Exercise = Word for word, repeat the data; no picture should appear in the result.
------ Records for processing ------
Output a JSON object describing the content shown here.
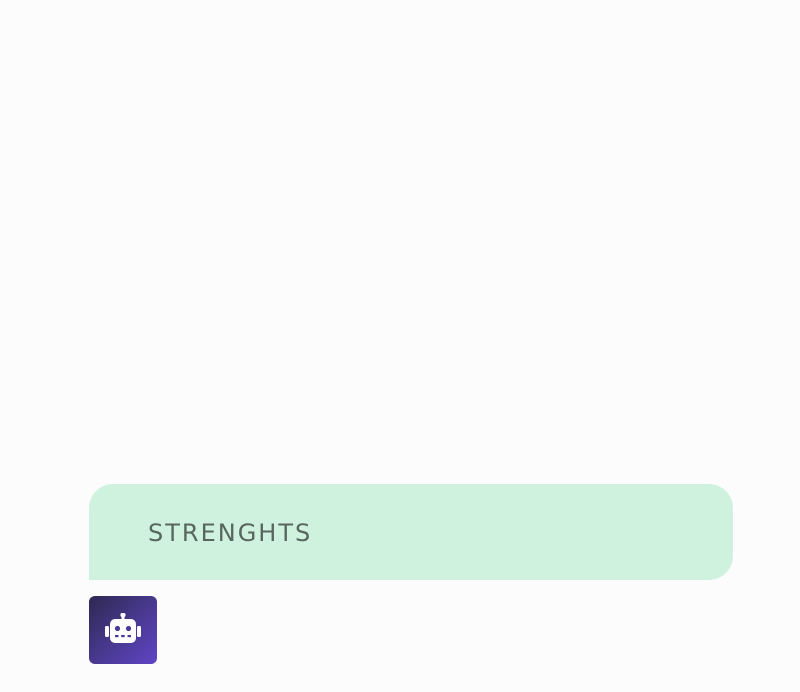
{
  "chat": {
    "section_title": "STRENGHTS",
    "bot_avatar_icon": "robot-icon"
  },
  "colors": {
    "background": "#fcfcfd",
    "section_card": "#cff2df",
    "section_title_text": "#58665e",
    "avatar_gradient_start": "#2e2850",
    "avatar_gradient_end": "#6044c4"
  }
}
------
Exercise response =
Output a JSON object describing the content shown here.
{
  "chat": {
    "section_title": "STRENGHTS",
    "bot_avatar_icon": "robot-icon"
  },
  "colors": {
    "background": "#fcfcfd",
    "section_card": "#cff2df",
    "section_title_text": "#58665e",
    "avatar_gradient_start": "#2e2850",
    "avatar_gradient_end": "#6044c4"
  }
}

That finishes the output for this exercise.